Montessori’s newly-ignited desire to work with normal children became possible in 1907. She was given an apartment in the San Lorenzo Quarters, which housed a large group of children whose parents were away at work during the day. On Jan 6, 1907, the Casa dei Bambini was opened. Casa dei Bambini was hugely successful and received tremendous press coverage. The results produced by these children were so unprecedented, people from all around the world came to see what this Casa was about. In just two year’s time, the system she created in this school spread around the world.
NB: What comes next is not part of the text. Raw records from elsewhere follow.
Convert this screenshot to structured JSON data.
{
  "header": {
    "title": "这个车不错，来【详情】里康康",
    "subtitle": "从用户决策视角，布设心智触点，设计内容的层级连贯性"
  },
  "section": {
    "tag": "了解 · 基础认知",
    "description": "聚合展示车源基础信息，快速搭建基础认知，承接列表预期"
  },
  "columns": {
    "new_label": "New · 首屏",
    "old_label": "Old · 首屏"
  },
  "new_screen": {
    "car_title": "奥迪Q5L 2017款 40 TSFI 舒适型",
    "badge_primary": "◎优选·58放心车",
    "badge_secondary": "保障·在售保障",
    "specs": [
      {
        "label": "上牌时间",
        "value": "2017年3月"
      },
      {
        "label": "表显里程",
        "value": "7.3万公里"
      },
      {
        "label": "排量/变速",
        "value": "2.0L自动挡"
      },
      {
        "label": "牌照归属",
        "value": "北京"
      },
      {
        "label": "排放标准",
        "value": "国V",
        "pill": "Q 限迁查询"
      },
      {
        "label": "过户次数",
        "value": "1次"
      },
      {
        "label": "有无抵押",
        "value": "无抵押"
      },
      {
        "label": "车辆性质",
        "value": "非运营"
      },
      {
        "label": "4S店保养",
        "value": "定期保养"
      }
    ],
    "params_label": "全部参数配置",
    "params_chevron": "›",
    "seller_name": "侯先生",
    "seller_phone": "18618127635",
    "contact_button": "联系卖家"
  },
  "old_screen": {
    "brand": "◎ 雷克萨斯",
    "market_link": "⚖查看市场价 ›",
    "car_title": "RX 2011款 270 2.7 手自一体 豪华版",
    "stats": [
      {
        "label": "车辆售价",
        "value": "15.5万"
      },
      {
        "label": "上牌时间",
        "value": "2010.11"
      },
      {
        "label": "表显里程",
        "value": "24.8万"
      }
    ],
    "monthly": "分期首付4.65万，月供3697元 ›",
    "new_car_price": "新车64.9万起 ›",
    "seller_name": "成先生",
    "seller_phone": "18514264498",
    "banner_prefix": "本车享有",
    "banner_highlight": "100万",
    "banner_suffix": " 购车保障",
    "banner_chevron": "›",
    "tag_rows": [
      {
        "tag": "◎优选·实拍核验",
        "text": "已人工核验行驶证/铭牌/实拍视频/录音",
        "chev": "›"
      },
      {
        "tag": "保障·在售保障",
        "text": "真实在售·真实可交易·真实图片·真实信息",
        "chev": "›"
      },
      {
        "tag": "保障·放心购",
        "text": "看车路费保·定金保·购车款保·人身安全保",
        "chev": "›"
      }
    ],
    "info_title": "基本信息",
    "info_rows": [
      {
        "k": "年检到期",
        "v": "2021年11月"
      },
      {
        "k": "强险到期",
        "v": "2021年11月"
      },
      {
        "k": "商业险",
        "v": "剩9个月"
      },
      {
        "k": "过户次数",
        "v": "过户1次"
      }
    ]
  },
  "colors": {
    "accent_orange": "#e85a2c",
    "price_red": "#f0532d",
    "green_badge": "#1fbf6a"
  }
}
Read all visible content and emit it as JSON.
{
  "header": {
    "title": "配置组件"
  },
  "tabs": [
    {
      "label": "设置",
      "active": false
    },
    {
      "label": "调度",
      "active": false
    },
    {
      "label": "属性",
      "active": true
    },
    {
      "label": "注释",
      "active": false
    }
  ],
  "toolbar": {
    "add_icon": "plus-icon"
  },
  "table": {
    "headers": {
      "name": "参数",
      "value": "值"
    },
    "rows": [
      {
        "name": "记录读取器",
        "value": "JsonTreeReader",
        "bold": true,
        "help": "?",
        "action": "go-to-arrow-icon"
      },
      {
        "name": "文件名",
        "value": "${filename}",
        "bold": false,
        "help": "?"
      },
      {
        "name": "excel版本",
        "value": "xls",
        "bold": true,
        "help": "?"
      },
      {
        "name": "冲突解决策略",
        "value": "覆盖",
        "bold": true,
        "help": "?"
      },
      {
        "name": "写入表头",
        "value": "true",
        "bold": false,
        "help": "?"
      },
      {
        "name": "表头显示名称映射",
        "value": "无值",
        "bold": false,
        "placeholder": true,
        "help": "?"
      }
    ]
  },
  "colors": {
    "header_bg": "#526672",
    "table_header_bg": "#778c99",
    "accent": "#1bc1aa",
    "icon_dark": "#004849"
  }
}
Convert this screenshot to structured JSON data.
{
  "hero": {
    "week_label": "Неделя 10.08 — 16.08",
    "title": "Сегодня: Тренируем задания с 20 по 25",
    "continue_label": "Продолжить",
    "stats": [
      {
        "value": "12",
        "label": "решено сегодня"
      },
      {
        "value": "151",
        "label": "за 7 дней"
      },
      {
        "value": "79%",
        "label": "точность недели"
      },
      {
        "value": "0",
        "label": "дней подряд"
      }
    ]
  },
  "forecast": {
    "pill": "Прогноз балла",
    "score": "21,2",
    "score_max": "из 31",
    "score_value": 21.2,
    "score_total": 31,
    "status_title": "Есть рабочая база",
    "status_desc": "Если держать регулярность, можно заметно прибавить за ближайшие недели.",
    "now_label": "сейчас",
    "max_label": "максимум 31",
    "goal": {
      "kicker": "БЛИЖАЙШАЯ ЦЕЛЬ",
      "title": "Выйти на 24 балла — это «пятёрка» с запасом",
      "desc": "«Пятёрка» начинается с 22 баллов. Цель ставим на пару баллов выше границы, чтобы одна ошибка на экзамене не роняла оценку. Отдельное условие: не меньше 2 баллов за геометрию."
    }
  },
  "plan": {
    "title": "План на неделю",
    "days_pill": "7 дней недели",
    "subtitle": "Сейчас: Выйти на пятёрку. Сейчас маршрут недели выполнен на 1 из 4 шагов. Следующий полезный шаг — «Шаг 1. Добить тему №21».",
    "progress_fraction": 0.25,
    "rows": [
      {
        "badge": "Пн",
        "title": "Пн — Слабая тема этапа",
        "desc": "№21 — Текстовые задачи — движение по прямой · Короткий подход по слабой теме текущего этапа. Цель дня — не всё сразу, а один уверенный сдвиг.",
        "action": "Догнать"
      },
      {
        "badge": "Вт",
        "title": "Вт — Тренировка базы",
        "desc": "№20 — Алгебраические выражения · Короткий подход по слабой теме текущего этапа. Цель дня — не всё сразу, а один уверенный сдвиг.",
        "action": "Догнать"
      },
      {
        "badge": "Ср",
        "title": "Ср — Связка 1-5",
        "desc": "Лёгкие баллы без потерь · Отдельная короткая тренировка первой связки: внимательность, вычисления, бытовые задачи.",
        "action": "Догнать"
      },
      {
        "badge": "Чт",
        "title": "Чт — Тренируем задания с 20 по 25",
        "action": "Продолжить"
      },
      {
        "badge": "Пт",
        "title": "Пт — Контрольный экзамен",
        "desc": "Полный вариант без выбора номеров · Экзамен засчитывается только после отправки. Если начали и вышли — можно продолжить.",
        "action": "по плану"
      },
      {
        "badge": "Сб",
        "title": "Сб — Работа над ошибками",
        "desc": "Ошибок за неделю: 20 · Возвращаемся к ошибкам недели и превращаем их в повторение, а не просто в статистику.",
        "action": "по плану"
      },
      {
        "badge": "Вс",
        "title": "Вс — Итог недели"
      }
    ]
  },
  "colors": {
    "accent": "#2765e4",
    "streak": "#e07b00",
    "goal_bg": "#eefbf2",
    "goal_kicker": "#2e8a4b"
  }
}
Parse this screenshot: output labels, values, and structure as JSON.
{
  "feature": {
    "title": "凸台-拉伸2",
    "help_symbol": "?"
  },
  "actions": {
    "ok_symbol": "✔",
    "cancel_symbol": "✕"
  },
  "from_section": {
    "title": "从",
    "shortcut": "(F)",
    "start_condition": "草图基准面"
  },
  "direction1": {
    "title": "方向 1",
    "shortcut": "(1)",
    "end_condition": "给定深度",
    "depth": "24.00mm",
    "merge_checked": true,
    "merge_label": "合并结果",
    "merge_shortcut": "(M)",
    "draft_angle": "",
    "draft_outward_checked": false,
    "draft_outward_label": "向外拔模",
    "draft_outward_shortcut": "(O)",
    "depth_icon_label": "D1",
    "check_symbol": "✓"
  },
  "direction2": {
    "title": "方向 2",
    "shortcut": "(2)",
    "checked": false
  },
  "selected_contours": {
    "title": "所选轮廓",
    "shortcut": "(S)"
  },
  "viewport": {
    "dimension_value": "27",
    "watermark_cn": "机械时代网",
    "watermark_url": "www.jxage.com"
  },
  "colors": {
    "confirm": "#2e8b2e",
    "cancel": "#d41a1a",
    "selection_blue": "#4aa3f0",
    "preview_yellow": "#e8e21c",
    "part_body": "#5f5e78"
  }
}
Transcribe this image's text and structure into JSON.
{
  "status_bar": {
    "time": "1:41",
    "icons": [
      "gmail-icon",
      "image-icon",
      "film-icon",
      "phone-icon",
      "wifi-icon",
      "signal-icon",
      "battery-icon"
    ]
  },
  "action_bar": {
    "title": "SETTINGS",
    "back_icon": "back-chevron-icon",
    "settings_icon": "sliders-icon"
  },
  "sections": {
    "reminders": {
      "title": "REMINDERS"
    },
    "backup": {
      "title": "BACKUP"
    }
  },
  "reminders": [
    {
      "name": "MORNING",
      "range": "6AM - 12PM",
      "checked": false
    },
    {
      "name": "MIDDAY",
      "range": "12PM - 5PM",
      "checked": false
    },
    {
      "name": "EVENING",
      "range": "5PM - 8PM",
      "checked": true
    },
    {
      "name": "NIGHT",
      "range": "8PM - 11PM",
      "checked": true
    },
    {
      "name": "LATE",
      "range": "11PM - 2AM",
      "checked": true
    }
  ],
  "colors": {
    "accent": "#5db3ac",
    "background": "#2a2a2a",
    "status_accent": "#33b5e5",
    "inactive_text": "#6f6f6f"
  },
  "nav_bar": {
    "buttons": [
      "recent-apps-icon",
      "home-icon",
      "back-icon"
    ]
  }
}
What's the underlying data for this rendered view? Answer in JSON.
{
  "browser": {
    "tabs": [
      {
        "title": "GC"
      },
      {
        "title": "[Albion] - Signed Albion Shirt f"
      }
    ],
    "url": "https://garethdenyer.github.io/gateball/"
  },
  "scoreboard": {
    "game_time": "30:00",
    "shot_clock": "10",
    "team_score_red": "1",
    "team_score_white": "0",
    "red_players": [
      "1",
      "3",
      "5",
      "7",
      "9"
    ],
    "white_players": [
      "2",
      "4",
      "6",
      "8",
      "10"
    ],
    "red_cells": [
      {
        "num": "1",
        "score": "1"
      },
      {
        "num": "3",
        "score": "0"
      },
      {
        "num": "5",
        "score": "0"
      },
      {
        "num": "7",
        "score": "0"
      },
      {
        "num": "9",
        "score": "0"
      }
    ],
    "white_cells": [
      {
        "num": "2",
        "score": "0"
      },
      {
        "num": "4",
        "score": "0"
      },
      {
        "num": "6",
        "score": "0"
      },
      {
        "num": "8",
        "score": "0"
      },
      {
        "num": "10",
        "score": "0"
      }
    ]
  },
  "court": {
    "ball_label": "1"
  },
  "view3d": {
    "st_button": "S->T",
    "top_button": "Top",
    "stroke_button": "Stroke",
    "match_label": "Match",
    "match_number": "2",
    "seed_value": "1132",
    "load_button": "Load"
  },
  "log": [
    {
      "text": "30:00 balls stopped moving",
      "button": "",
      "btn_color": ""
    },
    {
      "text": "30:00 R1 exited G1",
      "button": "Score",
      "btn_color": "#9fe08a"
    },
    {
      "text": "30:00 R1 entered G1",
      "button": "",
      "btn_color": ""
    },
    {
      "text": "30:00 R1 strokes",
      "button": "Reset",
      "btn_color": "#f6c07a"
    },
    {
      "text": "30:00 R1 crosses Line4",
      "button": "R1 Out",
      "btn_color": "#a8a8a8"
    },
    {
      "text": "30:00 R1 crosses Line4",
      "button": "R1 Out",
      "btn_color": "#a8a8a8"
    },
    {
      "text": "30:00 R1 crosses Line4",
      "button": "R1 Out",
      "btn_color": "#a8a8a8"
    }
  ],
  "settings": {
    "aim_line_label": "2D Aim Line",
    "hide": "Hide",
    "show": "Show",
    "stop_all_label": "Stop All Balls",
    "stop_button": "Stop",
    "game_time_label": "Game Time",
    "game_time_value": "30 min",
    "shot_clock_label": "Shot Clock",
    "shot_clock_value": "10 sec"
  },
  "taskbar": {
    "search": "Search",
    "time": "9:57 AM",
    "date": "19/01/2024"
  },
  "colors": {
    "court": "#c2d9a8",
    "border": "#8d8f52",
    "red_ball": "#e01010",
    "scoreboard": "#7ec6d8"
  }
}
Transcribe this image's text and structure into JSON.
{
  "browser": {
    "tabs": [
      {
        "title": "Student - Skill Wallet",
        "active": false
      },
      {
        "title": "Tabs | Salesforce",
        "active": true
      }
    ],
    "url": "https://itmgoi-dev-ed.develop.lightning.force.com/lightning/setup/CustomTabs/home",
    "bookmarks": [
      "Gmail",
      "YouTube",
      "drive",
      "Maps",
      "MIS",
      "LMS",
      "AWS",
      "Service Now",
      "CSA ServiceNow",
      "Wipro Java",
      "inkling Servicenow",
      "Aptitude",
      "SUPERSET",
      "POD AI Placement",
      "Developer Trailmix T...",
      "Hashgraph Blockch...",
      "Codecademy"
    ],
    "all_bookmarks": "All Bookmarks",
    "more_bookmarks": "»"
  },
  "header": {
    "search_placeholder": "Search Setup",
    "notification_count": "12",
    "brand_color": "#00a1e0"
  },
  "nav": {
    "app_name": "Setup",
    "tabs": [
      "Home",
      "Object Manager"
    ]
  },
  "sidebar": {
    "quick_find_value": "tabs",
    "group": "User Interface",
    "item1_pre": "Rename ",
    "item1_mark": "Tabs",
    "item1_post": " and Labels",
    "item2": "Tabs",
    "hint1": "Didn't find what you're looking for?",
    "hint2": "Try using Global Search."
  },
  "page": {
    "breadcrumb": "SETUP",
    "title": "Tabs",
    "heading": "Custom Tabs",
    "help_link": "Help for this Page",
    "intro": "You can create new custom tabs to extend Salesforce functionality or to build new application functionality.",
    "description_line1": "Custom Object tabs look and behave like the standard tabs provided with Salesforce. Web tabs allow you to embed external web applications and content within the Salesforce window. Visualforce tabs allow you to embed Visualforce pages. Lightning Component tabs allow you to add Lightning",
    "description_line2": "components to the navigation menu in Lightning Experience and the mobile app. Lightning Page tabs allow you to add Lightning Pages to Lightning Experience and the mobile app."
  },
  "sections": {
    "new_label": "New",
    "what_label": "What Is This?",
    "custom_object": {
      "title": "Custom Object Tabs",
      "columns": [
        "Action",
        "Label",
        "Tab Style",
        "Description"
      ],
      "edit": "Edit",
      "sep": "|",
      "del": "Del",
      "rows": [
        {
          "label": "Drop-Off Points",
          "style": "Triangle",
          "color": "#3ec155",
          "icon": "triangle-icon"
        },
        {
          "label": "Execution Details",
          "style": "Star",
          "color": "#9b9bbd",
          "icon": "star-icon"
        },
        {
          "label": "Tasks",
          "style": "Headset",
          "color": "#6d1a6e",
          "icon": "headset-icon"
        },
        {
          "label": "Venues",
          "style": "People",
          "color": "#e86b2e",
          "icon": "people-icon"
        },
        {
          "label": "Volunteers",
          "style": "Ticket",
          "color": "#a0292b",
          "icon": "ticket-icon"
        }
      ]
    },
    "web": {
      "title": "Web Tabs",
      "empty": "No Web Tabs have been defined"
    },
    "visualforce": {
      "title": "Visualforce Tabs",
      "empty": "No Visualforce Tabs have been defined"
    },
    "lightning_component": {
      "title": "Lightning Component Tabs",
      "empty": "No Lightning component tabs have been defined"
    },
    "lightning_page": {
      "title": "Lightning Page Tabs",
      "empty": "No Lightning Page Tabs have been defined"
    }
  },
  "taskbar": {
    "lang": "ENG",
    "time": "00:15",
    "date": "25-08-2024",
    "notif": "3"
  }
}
Montessori gave her first training course in 1909. This course was attended by some of her most enthusiastic students, like Adele Costa Gnocchi and Anna Maccheroni. Both of these young women were very impressed with Montessori, became her disciples and have made tremendous contribution to the Montessori world.

Montessori’s first international training course was given in 1913. At this point, Mario came to live with his mother and became her ardent supporter. From 1915-17, she did two tours of the US. She did a lecture at Columbia University. She also attended the World Fair, where a Montessori classroom constructed inside a glass house was put on display.

Montessori was still living in Rome during the rise of Fascism. Mussolini said to her, “I would like you to use your methodology to teach my philosophy.” She said, “No.” So he closed all the Montessori schools in Italy. Montessori left Italy and moved to Spain. In 1936, she fled Spain due to Civil War and moved to Holland, where the Pierson Family gave her a place to live (now the headquarters of Association Montessori Internationale AMI).

In 1929, her supporters started Association Montessori Internationale. In 1939, she was invited by the theosophists to go to India to give lectures. When she arrived in India, because she and Mario had Italian passports, they were considered enemies of the state and could not leave. So between 1940-1945, she stayed in India where she trained thousands of people in India and Sri Lanka.

In 1945, when WWII ended, she went back to Holland. In 1946, she went back to India. In 1947, she went back to Holland again. For many years thereafter, she was very active in helping school start up again in war-torn Europe. On May 6, 1952, while discussing plans with Mario to train teachers in Africa, she died. Montessori was 82 years old.